Also, what if elected officials abuse the data - start cherry-picking the best stats to flatter their record or achievements?
Fellows believes this can be avoided with new laws that mandate the kinds of data published. "One of the benefits of having a standardised template is people can't cherry-pick the best data. You have to ensure you are getting all the data and accurate answers. How you do it us up to the legislators. What IT can provide is the ability to make this happen," Fellows says.
There is a deeper problem, though, and it comes back to singling out particular candidates - or, indeed, any individual. When a person moves on as the project leader, that project can wither. This happened in Greater Manchester when Bentley left - predictive analysis is no longer used.
This calls for a culture of more co-ordinated, national approach to crime prevention and analysis so you no longer need rely on individual sponsors.
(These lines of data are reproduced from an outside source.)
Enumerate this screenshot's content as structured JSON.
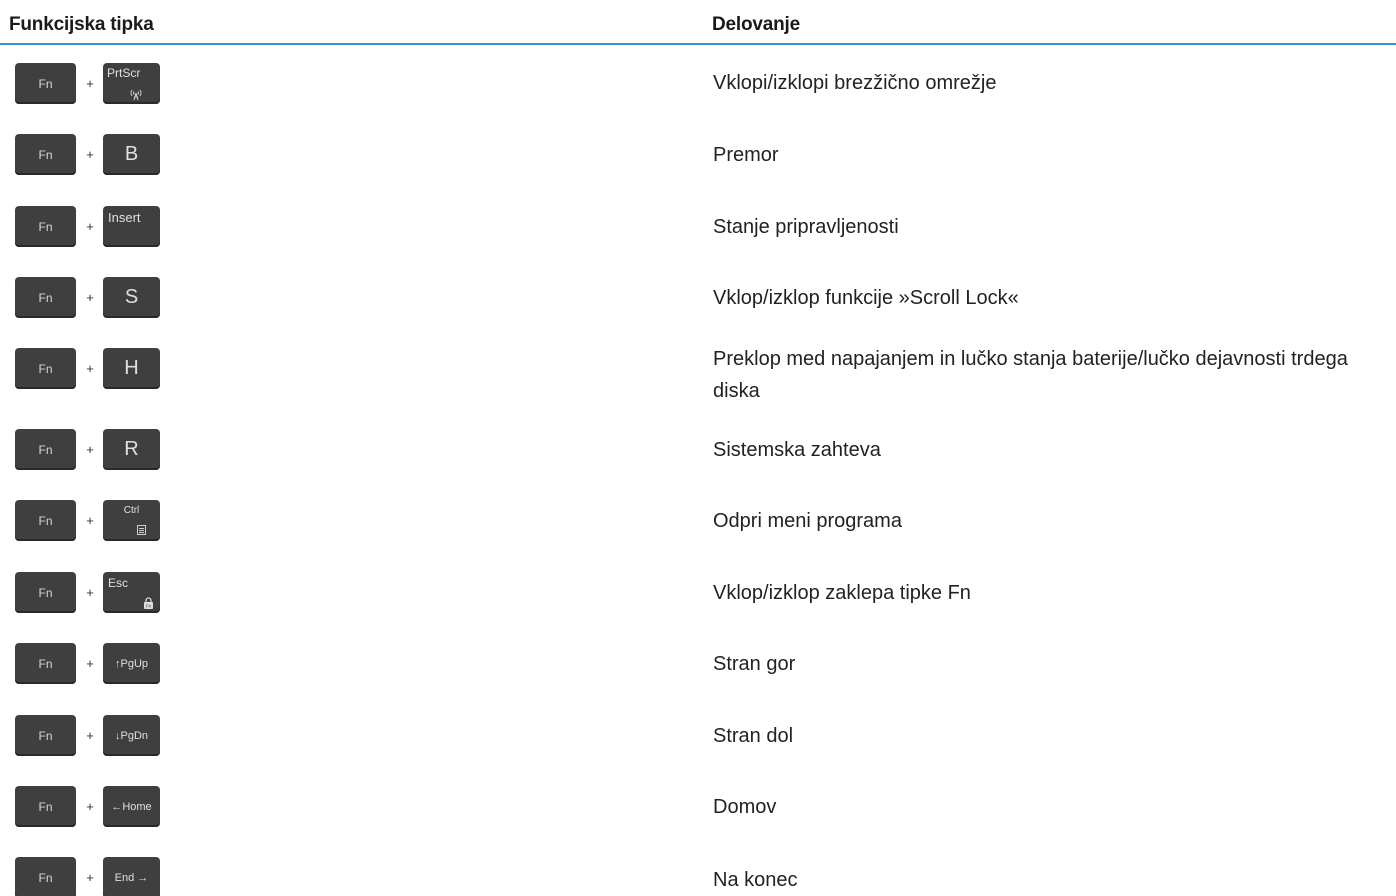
{
  "table": {
    "header": {
      "col1": "Funkcijska tipka",
      "col2": "Delovanje"
    },
    "rows": [
      {
        "fn": "Fn",
        "plus": "+",
        "key": "PrtScr",
        "key_icon": "wireless-icon",
        "desc": "Vklopi/izklopi brezžično omrežje"
      },
      {
        "fn": "Fn",
        "plus": "+",
        "key": "B",
        "desc": "Premor"
      },
      {
        "fn": "Fn",
        "plus": "+",
        "key": "Insert",
        "desc": "Stanje pripravljenosti"
      },
      {
        "fn": "Fn",
        "plus": "+",
        "key": "S",
        "desc": "Vklop/izklop funkcije »Scroll Lock«"
      },
      {
        "fn": "Fn",
        "plus": "+",
        "key": "H",
        "desc": "Preklop med napajanjem in lučko stanja baterije/lučko dejavnosti trdega diska"
      },
      {
        "fn": "Fn",
        "plus": "+",
        "key": "R",
        "desc": "Sistemska zahteva"
      },
      {
        "fn": "Fn",
        "plus": "+",
        "key": "Ctrl",
        "key_icon": "menu-icon",
        "desc": "Odpri meni programa"
      },
      {
        "fn": "Fn",
        "plus": "+",
        "key": "Esc",
        "key_icon": "fn-lock-icon",
        "desc": "Vklop/izklop zaklepa tipke Fn"
      },
      {
        "fn": "Fn",
        "plus": "+",
        "key": "↑PgUp",
        "desc": "Stran gor"
      },
      {
        "fn": "Fn",
        "plus": "+",
        "key": "↓PgDn",
        "desc": "Stran dol"
      },
      {
        "fn": "Fn",
        "plus": "+",
        "key": "←Home",
        "desc": "Domov"
      },
      {
        "fn": "Fn",
        "plus": "+",
        "key": "End →",
        "desc": "Na konec"
      }
    ]
  }
}
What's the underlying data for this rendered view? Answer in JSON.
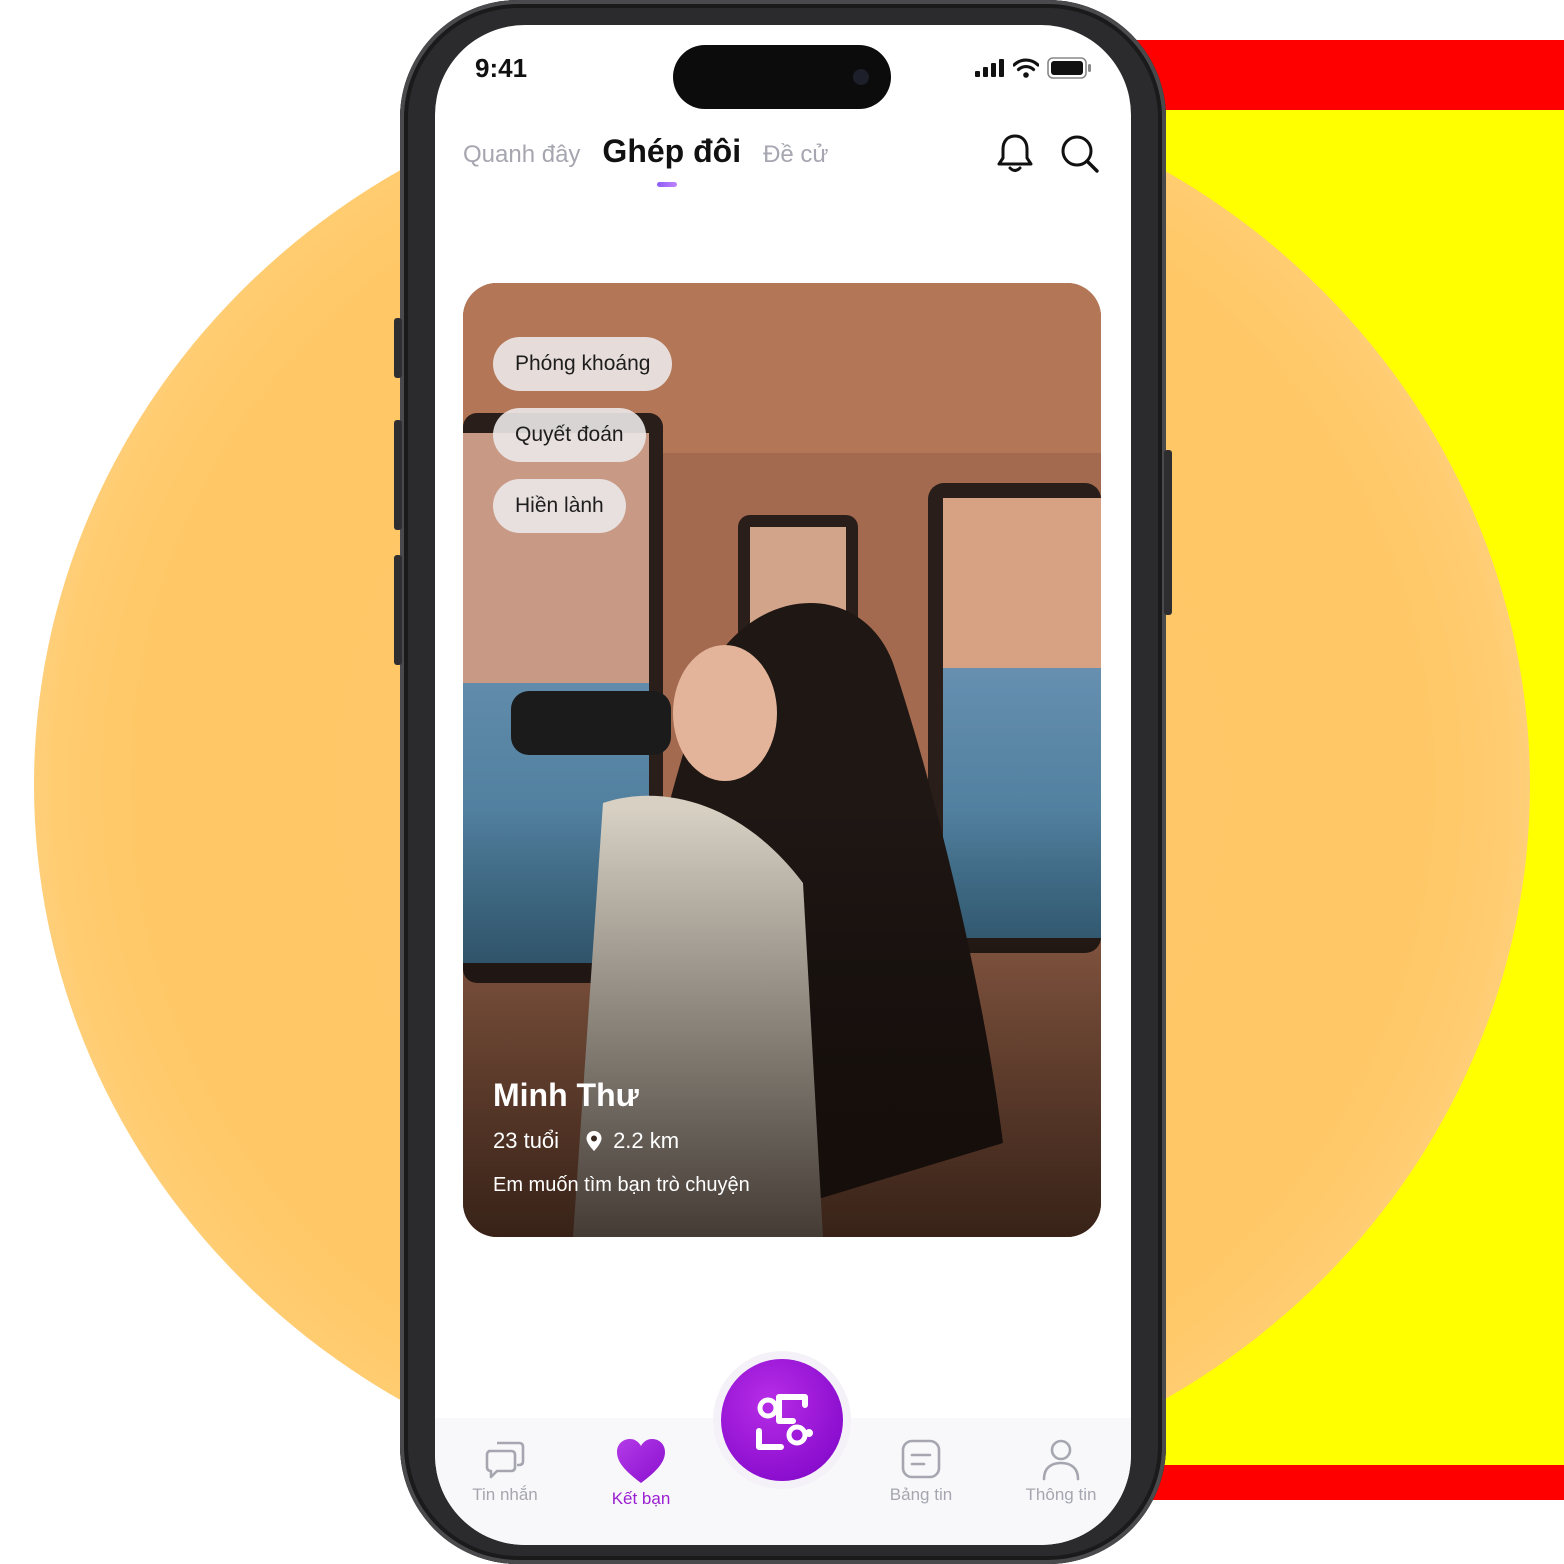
{
  "status_bar": {
    "time": "9:41"
  },
  "header": {
    "tabs": [
      {
        "label": "Quanh đây"
      },
      {
        "label": "Ghép đôi",
        "active": true
      },
      {
        "label": "Đề cử"
      }
    ],
    "icons": [
      "bell-icon",
      "search-icon"
    ]
  },
  "profile": {
    "traits": [
      "Phóng khoáng",
      "Quyết đoán",
      "Hiền lành"
    ],
    "name": "Minh Thư",
    "age": "23 tuổi",
    "distance": "2.2 km",
    "bio": "Em muốn tìm bạn trò chuyện"
  },
  "bottom_nav": {
    "items": [
      {
        "label": "Tin nhắn",
        "icon": "chat-icon"
      },
      {
        "label": "Kết bạn",
        "icon": "heart-icon",
        "active": true
      },
      {
        "label": "Bảng tin",
        "icon": "feed-icon"
      },
      {
        "label": "Thông tin",
        "icon": "user-icon"
      }
    ],
    "center_button_icon": "match-icon"
  },
  "colors": {
    "accent": "#9b1fd1",
    "center_button": "#8d0fd0",
    "inactive": "#a6a6b0",
    "background_circle": "#ffc766"
  }
}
This has implications on how policing is done in the UK: on a national or on a force-by-force basis.
"Keith would agree one of the reasons why it fell by the wayside was very much in the collective mind of Greater Manchester Police," Fellows said. "Keith went on to do other things. He was the driving force - that's the way with programmes in policing... if a new incumbent doesn't shout as loudly for their project, these things tend to fade into the background."
Fellows is pessimistic that there will be much change in the short term: with tight IT spending, police forces won't be hitting predictive analytics nirvana too soon after November. Also, police IT differs widely in its state of repair: for all the police forces Ferrar says are testing Windows 8, The Reg knows of other forces still running Windows 2000 on PCs.
Fellows says: "I'm sure as word gets around about the benefits of predictive analysis, [there will be] much more potential for this sort of thing in policing."
What will trigger that? Success by one force in one area, just like Greater Manchester, Fellows says. ®